Just recently, I called my carrier because I needed some information. I found myself dialing through an IVR. Thanks to clearly structured menus and DTMF it worked really well (no surprise, this carrier uses our solution) but then I needed additional help from an agent.

It took more than five minutes until I spoke to a real person. This agent was very competent and could answer the various questions I had, nevertheless, I found the waiting time too long. Over five minutes elapsed until my call was transferred and I called during off-peak hours. Apparently, my carrier doesn’t have the best ACD they could have.

What can you do to enhance customer satisfaction with Automatic Call Distribution? The ACD should get you to the right place the first time. This saves the caller time and frustration and the contact center money. However, there are a few criteria for this to work. Here are seven options to improve your ACD:

  1. First come, first serve. The caller that has been waiting the longest should be the next to be connected to an agent.
  2. Use skill groups. As your callers are guided through your IVR, you learn the reason for their call and can transfer them to a skill group, where an agent with the required knowledge takes over. Enhanced ACD logic filters the incoming calls and sends them to the right group of people the first time, keeping callers happy and avoiding expense for the contact center.
  3. Combine ACD and IVR with your CRM system. The agent who eventually takes the call should already have the customer’s information available and the caller shouldn’t have to authenticate again having done that in the IVR.

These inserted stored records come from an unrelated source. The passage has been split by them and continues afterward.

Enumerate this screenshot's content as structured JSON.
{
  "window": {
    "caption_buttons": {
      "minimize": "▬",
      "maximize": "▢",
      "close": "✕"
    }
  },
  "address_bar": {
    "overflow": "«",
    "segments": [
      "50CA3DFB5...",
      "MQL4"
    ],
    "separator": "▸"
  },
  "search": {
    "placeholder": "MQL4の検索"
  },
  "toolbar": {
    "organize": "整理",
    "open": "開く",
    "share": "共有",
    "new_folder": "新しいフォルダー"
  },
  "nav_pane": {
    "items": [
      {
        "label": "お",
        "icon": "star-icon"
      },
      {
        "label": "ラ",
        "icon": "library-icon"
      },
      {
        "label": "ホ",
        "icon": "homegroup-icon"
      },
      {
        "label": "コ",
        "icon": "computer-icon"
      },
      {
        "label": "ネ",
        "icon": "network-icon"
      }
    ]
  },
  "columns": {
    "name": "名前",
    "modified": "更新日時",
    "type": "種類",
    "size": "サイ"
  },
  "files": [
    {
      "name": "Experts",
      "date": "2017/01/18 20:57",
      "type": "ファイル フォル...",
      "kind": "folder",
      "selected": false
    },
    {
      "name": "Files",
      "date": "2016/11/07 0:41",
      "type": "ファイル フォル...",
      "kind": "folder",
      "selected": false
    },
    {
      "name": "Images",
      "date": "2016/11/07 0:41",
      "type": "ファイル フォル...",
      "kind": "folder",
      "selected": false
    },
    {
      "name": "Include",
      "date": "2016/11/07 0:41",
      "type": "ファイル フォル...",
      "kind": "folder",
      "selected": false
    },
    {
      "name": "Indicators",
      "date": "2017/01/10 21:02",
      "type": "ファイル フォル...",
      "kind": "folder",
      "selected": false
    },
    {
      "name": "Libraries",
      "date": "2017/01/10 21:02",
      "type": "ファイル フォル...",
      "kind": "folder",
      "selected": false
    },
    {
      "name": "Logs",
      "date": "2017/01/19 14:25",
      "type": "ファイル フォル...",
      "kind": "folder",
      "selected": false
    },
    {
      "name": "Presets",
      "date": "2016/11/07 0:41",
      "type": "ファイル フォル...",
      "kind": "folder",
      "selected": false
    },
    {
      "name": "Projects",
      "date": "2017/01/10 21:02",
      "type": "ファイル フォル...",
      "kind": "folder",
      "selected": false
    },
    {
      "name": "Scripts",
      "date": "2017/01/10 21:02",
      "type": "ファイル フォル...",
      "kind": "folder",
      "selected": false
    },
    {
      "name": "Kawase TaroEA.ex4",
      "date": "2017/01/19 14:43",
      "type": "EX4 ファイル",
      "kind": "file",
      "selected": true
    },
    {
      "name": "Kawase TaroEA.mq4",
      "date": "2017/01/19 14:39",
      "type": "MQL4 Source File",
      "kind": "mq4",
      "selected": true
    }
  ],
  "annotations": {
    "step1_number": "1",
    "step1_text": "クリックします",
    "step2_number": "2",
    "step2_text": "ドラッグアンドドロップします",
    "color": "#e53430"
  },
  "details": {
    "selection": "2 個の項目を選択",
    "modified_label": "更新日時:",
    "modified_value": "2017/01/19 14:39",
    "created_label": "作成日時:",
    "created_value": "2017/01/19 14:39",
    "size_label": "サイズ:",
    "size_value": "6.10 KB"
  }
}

  4. If you have multiple contact centers you may want to distribute the load across all centers to ensure the best level of service across the enterprise.
  5. Have enough agents. One reason queues get so long is because there aren’t enough agents. If you need more agents, e.g. during peaks, consider using on-demand seats, either on-site or elsewhere to handle each and every incoming call in compliance with your target service levels.

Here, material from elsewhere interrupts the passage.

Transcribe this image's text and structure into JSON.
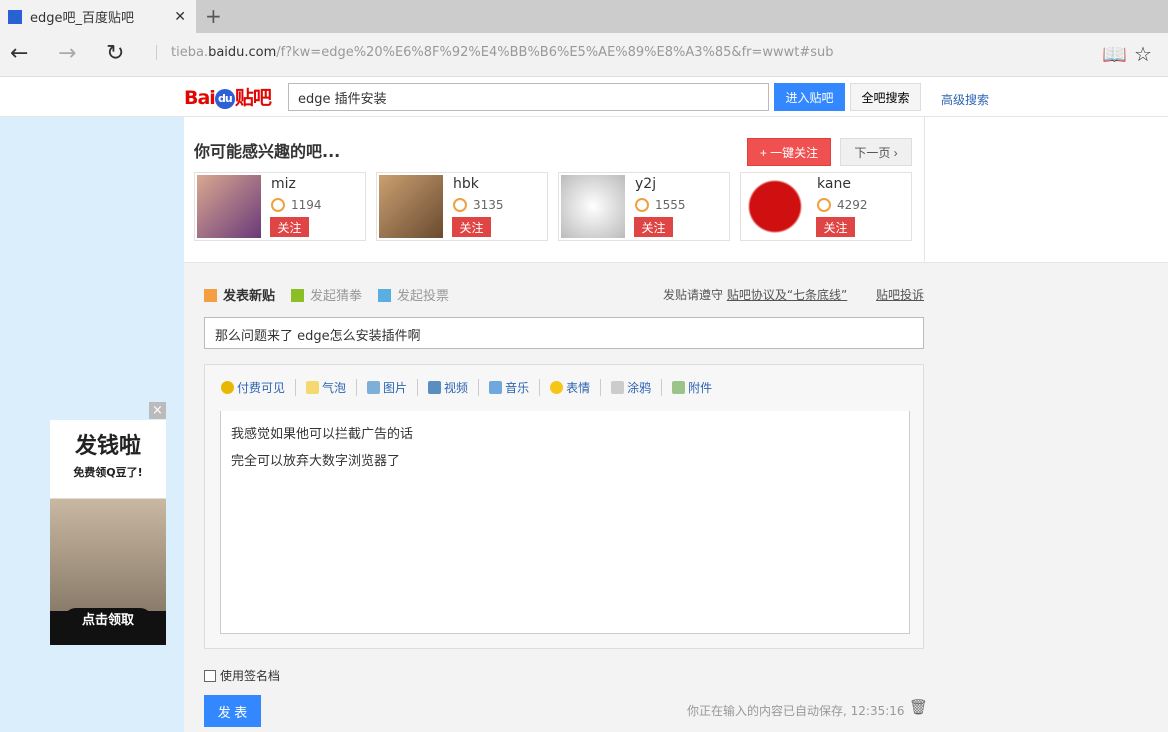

  6. Avoid transferring your callers from agent to agent. That’s the other extreme to keeping them in the queue for several minutes. A caller wants answers from the agent and not to hear “Sorry, I can’t help you, let me transfer you” three times.
  7. Put your customers in groups like “Platinum” according to their “value”. Customers that are ranked higher get connected faster or to the best available agents. Those who are e.g. always behind with paying their bills should not get this treatment.

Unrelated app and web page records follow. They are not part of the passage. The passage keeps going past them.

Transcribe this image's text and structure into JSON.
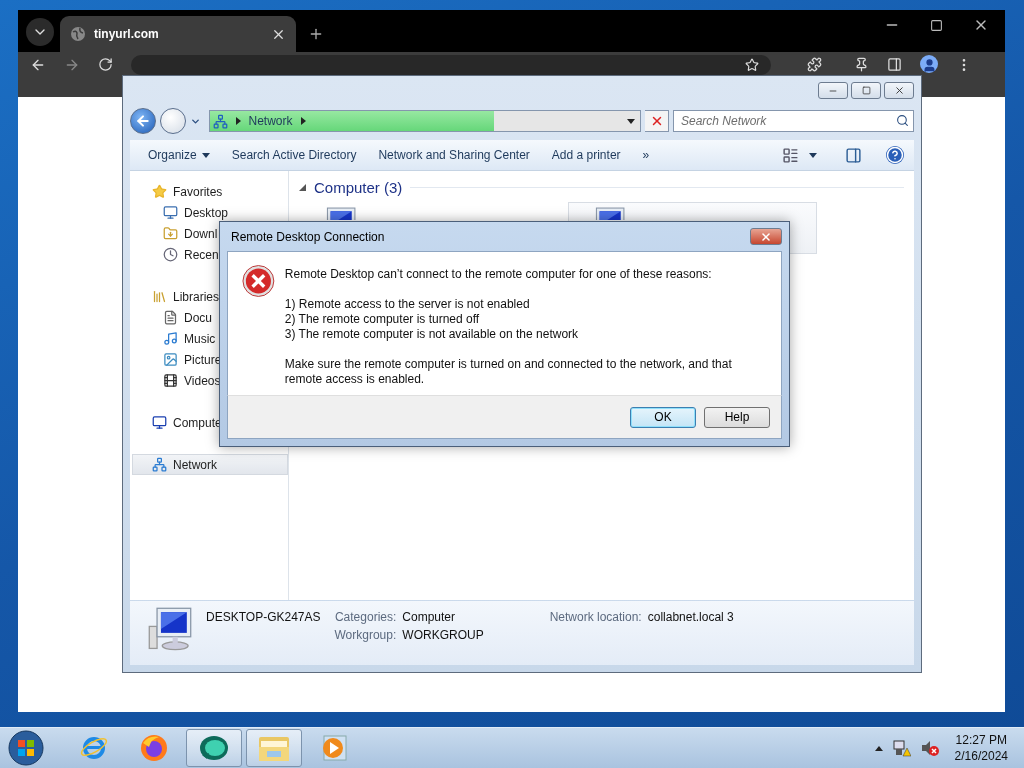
{
  "explorer": {
    "address": {
      "crumb": "Network",
      "level": 0.66
    },
    "search": {
      "placeholder": "Search Network"
    },
    "toolbar": [
      {
        "label": "Organize",
        "dropdown": true
      },
      {
        "label": "Search Active Directory",
        "dropdown": false
      },
      {
        "label": "Network and Sharing Center",
        "dropdown": false
      },
      {
        "label": "Add a printer",
        "dropdown": false
      }
    ],
    "overflow": "»",
    "sidebar": [
      {
        "label": "Favorites",
        "selected": false,
        "children": [
          {
            "label": "Desktop",
            "selected": false
          },
          {
            "label": "Downl",
            "selected": false
          },
          {
            "label": "Recen",
            "selected": false
          }
        ]
      },
      {
        "label": "Libraries",
        "selected": false,
        "children": [
          {
            "label": "Docu",
            "selected": false
          },
          {
            "label": "Music",
            "selected": false
          },
          {
            "label": "Picture",
            "selected": false
          },
          {
            "label": "Videos",
            "selected": false
          }
        ]
      },
      {
        "label": "Compute",
        "selected": false
      },
      {
        "label": "Network",
        "selected": true
      }
    ],
    "group": {
      "title": "Computer (3)",
      "expanded": true,
      "items": [
        {
          "selected": false
        },
        {
          "selected": true
        }
      ]
    },
    "details": {
      "name": "DESKTOP-GK247AS",
      "fields": [
        {
          "label": "Categories:",
          "value": "Computer"
        },
        {
          "label": "Workgroup:",
          "value": "WORKGROUP"
        },
        {
          "label": "Network location:",
          "value": "collabnet.local 3"
        }
      ]
    }
  },
  "browser": {
    "tab": {
      "title": "tinyurl.com"
    }
  },
  "dialog": {
    "title": "Remote Desktop Connection",
    "message": "Remote Desktop can’t connect to the remote computer for one of these reasons:",
    "reasons": [
      "1) Remote access to the server is not enabled",
      "2) The remote computer is turned off",
      "3) The remote computer is not available on the network"
    ],
    "note": "Make sure the remote computer is turned on and connected to the network, and that remote access is enabled.",
    "buttons": [
      {
        "label": "OK",
        "default": true
      },
      {
        "label": "Help",
        "default": false
      }
    ]
  },
  "taskbar": {
    "apps": [
      {
        "active": false
      },
      {
        "active": false
      },
      {
        "active": true
      },
      {
        "active": true
      },
      {
        "active": false
      }
    ],
    "time": "12:27 PM",
    "date": "2/16/2024"
  }
}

In my opinion, skilled agents and a good call flow are very important for good customer service but if your call queues are too long or calls reach the wrong agents, customers will still be dissatisfied with the service. What do you think?